"To change the tipping point in Syria against the Assad regime, we must support the opposition by providing lethal arms and help build a free Syria," Menendez said.  "Vital national interests are at stake and we cannot watch from the sidelines as the Iranian presence in Syria grows, a growing refugee crisis threatens to destabilize the region, chemical weapons are used against the Syrian people, and Al-Qaeda-affiliated groups take root there."

"The future for Syria is uncertain, but the U.S. has a vested interest in trying to prevent an extremist takeover, which poses a very real risk for us and the region.  Without authorizing the use of force or additional spending, this legislation will begin to implement a more coherent U.S. strategy, both now and for the day after Assad, that is focused on trying to shift the momentum on the ground toward moderate opposition groups while also helping them build support within and outside Syria for a new government," said Corker. "This effort coupled with Russia's willingness to participate in talks for political transition will give us the best opportunity for a better outcome."

The Menendez-Corker legislation includes six key elements.
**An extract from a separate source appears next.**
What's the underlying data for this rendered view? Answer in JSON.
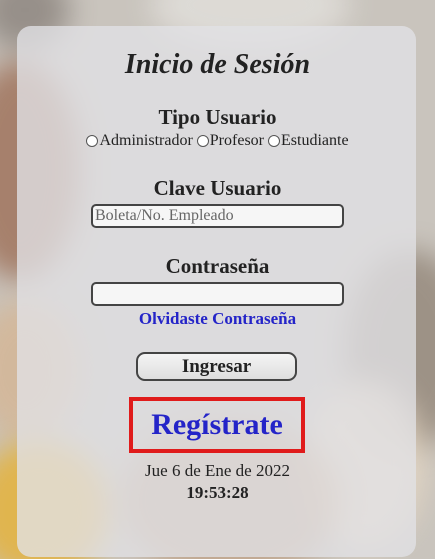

  • Authority to provide arms, military training and non-lethal supplies to the Syrian armed opposition: Groups that have gone through a thorough vetting process which meet certain criteria on human-rights, terrorism, and non-proliferation would be eligible. A presidential waiver is included allowing for the distribution of anti-aircraft defensive systems with strict limitations.
  • Creation of a $250 million transition fund each year through FY2015 drawn from funds otherwise appropriated for regional transition support: To assist the civilian opposition in early transition institution building and maintenance of existing institutions, such as preserving security institutions, preventing regional spillover, promoting government formation, supporting transition justice, and reconciliation efforts.
  • Sanctions on arms and oil sales to Assad: Targeting any person that the President of the United States determines has knowingly participated in or facilitated a transaction related to the sale or transfer of military equipment, arms, petroleum, or petroleum products to the Assad regime.
  • Broad authority for humanitarian assistance: To ensure the administration is not hampered in its efforts to provide humanitarian aid to the Syrian people. This section does not authorize any new or additional funding.
  • Administration strategy: Requiring the administration to work with Congress and keep it fully apprised of strategy towards Syria, including working through the international community and Russia to find a political settlement.
  • Amendment to the Syria Accountability Act: To allow for sanctions removal once a transitional government is in place and certain terrorism and WMD criteria have been met.